Information given: Begin

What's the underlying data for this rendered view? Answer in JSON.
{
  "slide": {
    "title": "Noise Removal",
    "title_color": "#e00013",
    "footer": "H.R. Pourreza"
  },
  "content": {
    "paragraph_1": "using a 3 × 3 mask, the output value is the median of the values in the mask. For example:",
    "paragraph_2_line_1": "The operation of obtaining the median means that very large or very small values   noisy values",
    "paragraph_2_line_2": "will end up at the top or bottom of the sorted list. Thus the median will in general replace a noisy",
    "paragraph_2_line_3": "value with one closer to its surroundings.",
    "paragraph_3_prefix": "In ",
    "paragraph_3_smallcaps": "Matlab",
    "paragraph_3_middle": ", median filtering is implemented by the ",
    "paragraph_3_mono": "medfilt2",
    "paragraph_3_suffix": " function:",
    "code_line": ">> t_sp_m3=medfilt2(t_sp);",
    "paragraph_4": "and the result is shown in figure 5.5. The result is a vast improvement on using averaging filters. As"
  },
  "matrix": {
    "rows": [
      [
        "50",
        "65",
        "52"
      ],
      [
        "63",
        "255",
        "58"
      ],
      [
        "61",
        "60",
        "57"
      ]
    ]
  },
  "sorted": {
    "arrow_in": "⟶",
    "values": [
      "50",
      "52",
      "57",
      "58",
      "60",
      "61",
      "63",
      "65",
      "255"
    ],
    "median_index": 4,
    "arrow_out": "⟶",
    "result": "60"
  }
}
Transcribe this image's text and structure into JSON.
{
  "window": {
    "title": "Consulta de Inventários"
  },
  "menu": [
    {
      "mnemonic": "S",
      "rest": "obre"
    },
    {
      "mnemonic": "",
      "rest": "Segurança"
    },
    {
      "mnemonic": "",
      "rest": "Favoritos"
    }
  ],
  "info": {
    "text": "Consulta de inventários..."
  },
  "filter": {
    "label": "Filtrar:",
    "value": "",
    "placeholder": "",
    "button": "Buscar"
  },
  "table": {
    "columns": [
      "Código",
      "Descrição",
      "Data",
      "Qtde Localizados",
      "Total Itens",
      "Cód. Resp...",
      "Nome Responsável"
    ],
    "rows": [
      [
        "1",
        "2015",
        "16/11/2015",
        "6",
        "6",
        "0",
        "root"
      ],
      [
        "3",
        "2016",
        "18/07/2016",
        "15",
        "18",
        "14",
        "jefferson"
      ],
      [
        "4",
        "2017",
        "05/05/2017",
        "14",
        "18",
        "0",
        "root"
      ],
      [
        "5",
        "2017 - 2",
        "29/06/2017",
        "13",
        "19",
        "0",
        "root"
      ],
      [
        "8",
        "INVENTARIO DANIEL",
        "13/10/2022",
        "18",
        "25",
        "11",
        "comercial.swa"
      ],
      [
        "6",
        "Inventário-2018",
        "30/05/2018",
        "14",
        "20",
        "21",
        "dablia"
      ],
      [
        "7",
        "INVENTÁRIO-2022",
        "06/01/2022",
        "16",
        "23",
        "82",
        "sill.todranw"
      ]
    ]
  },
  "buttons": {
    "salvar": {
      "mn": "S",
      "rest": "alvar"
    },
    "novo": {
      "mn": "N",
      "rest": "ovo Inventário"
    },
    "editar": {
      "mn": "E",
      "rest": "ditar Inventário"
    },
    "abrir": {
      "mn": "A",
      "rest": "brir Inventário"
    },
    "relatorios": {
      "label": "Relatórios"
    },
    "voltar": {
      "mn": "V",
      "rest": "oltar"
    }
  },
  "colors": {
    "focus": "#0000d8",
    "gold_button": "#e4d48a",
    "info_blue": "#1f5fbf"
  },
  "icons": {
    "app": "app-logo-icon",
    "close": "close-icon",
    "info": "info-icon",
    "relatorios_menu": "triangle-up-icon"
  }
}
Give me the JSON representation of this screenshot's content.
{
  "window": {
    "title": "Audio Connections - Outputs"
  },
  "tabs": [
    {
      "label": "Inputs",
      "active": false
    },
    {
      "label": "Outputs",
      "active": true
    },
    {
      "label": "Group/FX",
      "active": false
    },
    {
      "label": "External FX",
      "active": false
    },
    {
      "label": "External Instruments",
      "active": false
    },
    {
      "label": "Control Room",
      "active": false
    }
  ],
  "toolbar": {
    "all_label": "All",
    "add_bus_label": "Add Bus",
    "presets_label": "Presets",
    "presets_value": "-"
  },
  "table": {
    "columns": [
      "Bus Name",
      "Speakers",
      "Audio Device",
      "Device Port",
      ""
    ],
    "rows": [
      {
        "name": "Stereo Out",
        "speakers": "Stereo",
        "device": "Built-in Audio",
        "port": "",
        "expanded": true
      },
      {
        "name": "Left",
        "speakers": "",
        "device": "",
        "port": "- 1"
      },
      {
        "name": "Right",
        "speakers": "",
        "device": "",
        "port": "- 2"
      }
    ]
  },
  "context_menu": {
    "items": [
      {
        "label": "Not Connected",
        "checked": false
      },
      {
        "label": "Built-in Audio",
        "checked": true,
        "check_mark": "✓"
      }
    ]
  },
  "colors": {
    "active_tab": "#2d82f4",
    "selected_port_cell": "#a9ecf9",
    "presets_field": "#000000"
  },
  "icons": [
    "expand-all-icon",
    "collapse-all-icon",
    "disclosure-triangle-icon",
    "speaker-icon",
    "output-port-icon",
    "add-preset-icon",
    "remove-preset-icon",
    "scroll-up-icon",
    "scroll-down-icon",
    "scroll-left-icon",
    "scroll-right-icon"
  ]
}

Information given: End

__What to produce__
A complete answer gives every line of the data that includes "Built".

__Answer section__
        "device": "Built-in Audio",
        "label": "Built-in Audio",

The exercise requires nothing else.